- WHAT IS NEEDED: A word-for-word copy of the records is needed, with every picture left out.

- EXERCISE INPUT:
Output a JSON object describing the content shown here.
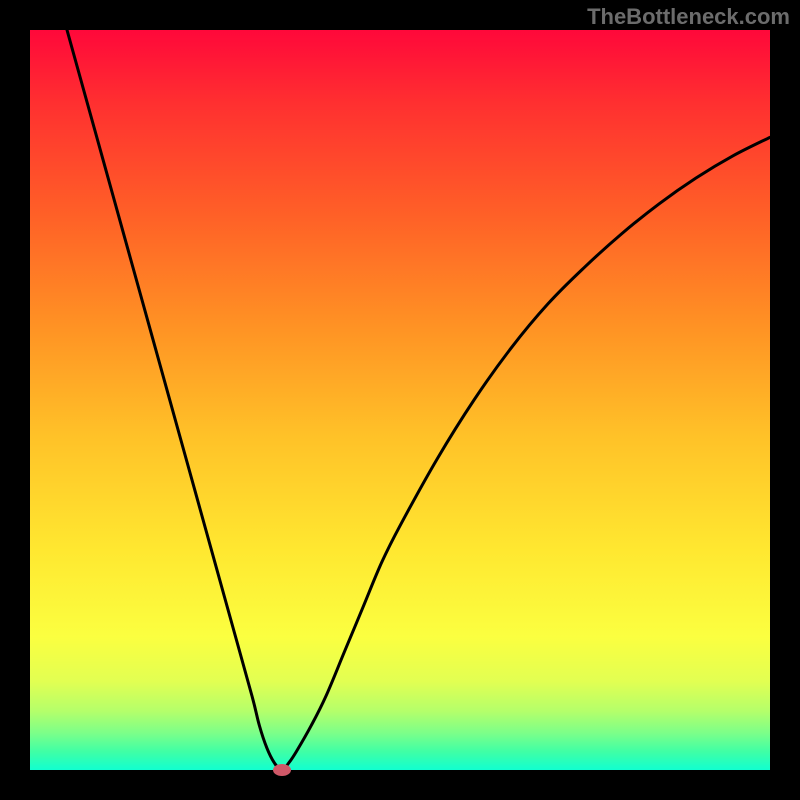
{
  "watermark": "TheBottleneck.com",
  "colors": {
    "frame": "#000000",
    "gradient_top": "#ff083a",
    "gradient_bottom": "#11ffd0",
    "curve": "#000000",
    "marker": "#d05868"
  },
  "chart_data": {
    "type": "line",
    "title": "",
    "xlabel": "",
    "ylabel": "",
    "xlim": [
      0,
      100
    ],
    "ylim": [
      0,
      100
    ],
    "grid": false,
    "legend": false,
    "annotations": [],
    "series": [
      {
        "name": "bottleneck-curve",
        "x": [
          5,
          7.5,
          10,
          12.5,
          15,
          17.5,
          20,
          22.5,
          25,
          27.5,
          30,
          31,
          32,
          33,
          34,
          35,
          36,
          38,
          40,
          42.5,
          45,
          47.5,
          50,
          55,
          60,
          65,
          70,
          75,
          80,
          85,
          90,
          95,
          100
        ],
        "y": [
          100,
          91,
          82,
          73,
          64,
          55,
          46,
          37,
          28,
          19,
          10,
          6,
          3,
          1,
          0,
          1,
          2.5,
          6,
          10,
          16,
          22,
          28,
          33,
          42,
          50,
          57,
          63,
          68,
          72.5,
          76.5,
          80,
          83,
          85.5
        ]
      }
    ],
    "marker": {
      "x": 34,
      "y": 0
    }
  }
}
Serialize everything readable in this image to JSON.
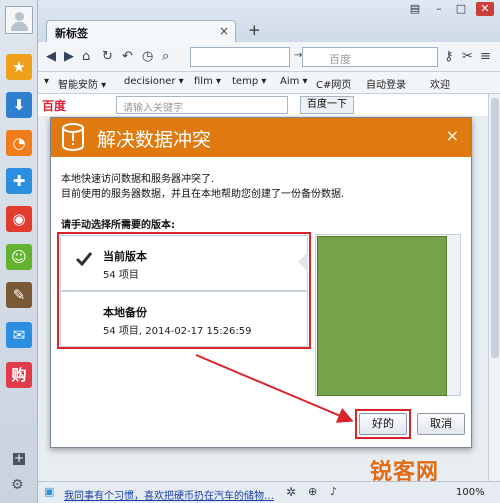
{
  "browser": {
    "tab_title": "新标签",
    "tab_close": "×",
    "new_tab": "+",
    "search_placeholder": "百度",
    "bookmarks": [
      "智能安防 ▾",
      "decisioner ▾",
      "film ▾",
      "temp ▾",
      "Aim ▾",
      "C#网页",
      "自动登录",
      "欢迎"
    ],
    "page_logo": "百度",
    "page_search_placeholder": "请输入关键字",
    "page_search_button": "百度一下",
    "status_link": "我同事有个习惯，喜欢把硬币扔在汽车的储物…",
    "zoom": "100%"
  },
  "dialog": {
    "title": "解决数据冲突",
    "close": "×",
    "line1": "本地快速访问数据和服务器冲突了.",
    "line2": "目前使用的服务器数据，并且在本地帮助您创建了一份备份数据.",
    "choose_label": "请手动选择所需要的版本:",
    "versions": [
      {
        "title": "当前版本",
        "sub": "54 项目"
      },
      {
        "title": "本地备份",
        "sub": "54 项目, 2014-02-17 15:26:59"
      }
    ],
    "ok": "好的",
    "cancel": "取消"
  },
  "watermark": "锐客网",
  "colors": {
    "header": "#e07a10",
    "highlight": "#d8252b",
    "preview": "#76a34a"
  }
}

- TASK SOLUTION:
Output a JSON object describing the content shown here.
{
  "watermark": "TheBottleneck.com",
  "colors": {
    "frame": "#000000",
    "gradient_top": "#ff083a",
    "gradient_bottom": "#11ffd0",
    "curve": "#000000",
    "marker": "#d05868"
  },
  "chart_data": {
    "type": "line",
    "title": "",
    "xlabel": "",
    "ylabel": "",
    "xlim": [
      0,
      100
    ],
    "ylim": [
      0,
      100
    ],
    "grid": false,
    "legend": false,
    "annotations": [],
    "series": [
      {
        "name": "bottleneck-curve",
        "x": [
          5,
          7.5,
          10,
          12.5,
          15,
          17.5,
          20,
          22.5,
          25,
          27.5,
          30,
          31,
          32,
          33,
          34,
          35,
          36,
          38,
          40,
          42.5,
          45,
          47.5,
          50,
          55,
          60,
          65,
          70,
          75,
          80,
          85,
          90,
          95,
          100
        ],
        "y": [
          100,
          91,
          82,
          73,
          64,
          55,
          46,
          37,
          28,
          19,
          10,
          6,
          3,
          1,
          0,
          1,
          2.5,
          6,
          10,
          16,
          22,
          28,
          33,
          42,
          50,
          57,
          63,
          68,
          72.5,
          76.5,
          80,
          83,
          85.5
        ]
      }
    ],
    "marker": {
      "x": 34,
      "y": 0
    }
  }
}
Serialize everything readable in this image to JSON.
{
  "browser": {
    "tab_title": "新标签",
    "tab_close": "×",
    "new_tab": "+",
    "search_placeholder": "百度",
    "bookmarks": [
      "智能安防 ▾",
      "decisioner ▾",
      "film ▾",
      "temp ▾",
      "Aim ▾",
      "C#网页",
      "自动登录",
      "欢迎"
    ],
    "page_logo": "百度",
    "page_search_placeholder": "请输入关键字",
    "page_search_button": "百度一下",
    "status_link": "我同事有个习惯，喜欢把硬币扔在汽车的储物…",
    "zoom": "100%"
  },
  "dialog": {
    "title": "解决数据冲突",
    "close": "×",
    "line1": "本地快速访问数据和服务器冲突了.",
    "line2": "目前使用的服务器数据，并且在本地帮助您创建了一份备份数据.",
    "choose_label": "请手动选择所需要的版本:",
    "versions": [
      {
        "title": "当前版本",
        "sub": "54 项目"
      },
      {
        "title": "本地备份",
        "sub": "54 项目, 2014-02-17 15:26:59"
      }
    ],
    "ok": "好的",
    "cancel": "取消"
  },
  "watermark": "锐客网",
  "colors": {
    "header": "#e07a10",
    "highlight": "#d8252b",
    "preview": "#76a34a"
  }
}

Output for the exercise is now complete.